> [ASSIGNMENT]
Could you report every line of the listing below that holds the word "this"?

> [DATA TO USE]
= Beginning of Section =

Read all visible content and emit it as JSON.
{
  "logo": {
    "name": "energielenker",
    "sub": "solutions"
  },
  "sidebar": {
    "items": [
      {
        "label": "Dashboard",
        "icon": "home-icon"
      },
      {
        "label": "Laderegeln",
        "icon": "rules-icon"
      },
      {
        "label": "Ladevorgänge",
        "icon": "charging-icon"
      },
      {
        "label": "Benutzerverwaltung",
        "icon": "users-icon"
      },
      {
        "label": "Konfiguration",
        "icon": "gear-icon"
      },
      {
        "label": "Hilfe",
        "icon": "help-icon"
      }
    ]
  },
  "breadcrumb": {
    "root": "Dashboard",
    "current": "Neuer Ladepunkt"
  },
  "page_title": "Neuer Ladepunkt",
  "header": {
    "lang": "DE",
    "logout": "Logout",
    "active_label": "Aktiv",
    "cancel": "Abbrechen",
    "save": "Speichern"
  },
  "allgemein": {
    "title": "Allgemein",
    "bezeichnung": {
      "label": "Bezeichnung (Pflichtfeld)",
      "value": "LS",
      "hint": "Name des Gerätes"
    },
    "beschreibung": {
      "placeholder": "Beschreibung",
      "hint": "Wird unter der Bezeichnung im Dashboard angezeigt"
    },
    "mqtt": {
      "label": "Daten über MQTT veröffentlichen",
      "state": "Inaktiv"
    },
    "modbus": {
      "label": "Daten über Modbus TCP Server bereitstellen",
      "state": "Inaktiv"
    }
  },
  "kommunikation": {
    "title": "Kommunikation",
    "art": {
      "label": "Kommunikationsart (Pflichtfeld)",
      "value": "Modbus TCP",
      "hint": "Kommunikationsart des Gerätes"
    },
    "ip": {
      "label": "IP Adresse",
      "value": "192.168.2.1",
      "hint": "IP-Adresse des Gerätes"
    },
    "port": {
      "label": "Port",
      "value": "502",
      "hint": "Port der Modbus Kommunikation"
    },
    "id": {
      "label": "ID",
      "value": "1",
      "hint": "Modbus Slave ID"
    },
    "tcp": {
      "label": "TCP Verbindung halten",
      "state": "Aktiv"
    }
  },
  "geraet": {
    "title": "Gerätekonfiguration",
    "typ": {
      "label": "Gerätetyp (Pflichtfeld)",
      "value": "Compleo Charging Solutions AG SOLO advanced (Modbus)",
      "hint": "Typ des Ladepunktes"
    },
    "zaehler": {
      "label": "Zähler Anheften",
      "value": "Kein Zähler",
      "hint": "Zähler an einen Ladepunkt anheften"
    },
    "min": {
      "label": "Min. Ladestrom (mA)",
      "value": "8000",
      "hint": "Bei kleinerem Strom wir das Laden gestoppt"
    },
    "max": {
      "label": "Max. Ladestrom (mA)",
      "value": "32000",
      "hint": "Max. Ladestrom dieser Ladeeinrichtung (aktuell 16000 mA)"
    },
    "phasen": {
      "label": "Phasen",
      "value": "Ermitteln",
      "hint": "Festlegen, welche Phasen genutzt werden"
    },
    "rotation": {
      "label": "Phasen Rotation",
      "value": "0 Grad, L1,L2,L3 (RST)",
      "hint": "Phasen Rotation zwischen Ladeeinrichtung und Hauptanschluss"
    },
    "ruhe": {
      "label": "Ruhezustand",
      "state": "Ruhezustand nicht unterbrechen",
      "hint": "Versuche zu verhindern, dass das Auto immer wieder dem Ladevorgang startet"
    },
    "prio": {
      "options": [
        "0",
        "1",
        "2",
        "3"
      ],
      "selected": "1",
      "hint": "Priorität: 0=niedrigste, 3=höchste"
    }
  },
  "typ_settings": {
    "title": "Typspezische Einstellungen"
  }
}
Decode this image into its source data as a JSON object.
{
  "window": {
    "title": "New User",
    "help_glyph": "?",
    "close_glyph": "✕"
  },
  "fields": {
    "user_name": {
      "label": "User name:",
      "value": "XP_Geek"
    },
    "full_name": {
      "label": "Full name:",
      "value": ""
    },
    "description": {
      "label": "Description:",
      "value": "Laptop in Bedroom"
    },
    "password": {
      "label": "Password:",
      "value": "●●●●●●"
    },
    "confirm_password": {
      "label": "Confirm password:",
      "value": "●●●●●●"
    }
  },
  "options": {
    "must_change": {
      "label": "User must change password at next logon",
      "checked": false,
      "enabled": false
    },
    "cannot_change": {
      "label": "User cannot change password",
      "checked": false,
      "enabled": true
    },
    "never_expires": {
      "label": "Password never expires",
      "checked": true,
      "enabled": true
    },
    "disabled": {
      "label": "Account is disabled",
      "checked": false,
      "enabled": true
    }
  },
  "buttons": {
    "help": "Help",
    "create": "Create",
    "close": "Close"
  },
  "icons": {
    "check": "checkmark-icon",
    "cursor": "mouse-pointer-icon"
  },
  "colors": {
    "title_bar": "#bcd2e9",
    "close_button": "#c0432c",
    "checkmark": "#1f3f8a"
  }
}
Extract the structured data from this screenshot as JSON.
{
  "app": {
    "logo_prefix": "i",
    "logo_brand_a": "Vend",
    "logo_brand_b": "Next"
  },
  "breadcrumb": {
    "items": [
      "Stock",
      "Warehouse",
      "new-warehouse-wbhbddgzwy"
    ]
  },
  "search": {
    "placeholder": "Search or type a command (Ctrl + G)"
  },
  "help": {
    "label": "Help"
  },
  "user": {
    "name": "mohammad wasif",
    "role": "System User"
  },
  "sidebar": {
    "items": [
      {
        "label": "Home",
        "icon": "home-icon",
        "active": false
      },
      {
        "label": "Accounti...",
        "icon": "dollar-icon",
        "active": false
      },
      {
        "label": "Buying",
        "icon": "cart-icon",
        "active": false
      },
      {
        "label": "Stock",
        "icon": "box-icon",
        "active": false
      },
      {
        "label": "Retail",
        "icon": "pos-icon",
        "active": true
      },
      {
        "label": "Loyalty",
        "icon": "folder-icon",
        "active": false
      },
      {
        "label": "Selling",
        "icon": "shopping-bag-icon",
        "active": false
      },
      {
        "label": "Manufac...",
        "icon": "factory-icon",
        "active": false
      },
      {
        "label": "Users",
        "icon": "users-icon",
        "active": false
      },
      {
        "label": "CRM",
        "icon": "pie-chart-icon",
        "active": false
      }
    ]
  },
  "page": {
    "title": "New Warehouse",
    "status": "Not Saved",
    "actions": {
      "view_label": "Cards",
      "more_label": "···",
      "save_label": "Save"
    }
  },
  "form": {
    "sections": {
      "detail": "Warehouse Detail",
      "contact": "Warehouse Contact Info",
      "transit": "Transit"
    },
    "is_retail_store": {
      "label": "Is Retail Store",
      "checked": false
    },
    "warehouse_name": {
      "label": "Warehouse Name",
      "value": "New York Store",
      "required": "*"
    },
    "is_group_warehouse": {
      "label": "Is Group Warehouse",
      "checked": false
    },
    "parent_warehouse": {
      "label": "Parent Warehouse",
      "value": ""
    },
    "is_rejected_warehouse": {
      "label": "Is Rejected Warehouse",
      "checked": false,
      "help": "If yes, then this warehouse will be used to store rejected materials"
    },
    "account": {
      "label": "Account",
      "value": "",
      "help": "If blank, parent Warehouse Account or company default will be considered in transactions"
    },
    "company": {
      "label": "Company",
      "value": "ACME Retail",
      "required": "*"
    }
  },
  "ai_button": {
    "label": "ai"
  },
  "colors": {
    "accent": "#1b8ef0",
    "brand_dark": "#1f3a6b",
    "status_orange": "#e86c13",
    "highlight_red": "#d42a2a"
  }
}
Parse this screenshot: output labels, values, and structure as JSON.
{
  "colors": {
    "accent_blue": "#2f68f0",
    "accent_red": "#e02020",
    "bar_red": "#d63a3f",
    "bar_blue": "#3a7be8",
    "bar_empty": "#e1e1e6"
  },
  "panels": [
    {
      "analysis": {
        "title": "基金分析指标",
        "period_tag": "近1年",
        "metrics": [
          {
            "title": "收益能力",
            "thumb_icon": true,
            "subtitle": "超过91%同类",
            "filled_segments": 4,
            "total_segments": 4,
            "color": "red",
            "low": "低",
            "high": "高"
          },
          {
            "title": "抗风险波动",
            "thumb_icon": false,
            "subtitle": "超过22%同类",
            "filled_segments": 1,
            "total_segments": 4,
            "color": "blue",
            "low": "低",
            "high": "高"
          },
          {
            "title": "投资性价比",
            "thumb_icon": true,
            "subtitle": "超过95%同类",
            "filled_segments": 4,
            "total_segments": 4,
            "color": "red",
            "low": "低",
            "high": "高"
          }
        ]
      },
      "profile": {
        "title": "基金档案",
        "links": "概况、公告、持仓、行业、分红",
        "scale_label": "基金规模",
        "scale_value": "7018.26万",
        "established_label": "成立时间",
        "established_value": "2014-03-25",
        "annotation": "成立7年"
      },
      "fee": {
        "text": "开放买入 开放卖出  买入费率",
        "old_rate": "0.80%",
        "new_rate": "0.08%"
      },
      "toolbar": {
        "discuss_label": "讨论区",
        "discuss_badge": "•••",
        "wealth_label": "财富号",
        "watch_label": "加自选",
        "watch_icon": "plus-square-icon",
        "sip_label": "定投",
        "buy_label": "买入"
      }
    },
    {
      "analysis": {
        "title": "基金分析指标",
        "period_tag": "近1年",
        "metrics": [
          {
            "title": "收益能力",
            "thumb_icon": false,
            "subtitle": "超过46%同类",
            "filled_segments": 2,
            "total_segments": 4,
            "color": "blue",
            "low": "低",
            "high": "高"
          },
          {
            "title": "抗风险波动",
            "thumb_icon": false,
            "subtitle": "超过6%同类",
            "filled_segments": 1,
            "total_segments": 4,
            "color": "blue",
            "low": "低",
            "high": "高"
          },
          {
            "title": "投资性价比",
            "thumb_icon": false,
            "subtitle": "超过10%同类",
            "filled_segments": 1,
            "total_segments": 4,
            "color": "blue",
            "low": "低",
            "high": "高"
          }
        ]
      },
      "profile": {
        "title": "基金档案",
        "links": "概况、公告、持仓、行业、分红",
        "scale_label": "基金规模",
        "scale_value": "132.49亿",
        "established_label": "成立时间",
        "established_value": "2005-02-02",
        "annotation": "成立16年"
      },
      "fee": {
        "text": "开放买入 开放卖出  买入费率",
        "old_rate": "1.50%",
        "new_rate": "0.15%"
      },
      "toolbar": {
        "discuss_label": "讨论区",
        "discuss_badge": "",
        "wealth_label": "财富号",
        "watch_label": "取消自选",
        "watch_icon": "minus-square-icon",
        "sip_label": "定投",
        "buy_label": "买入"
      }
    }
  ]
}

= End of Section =

> [ANSWER]
Decode this image into its source data as a JSON object.
Extract the structured data from this screenshot as JSON.
      "help": "If yes, then this warehouse will be used to store rejected materials"
Parse this screenshot: output labels, values, and structure as JSON.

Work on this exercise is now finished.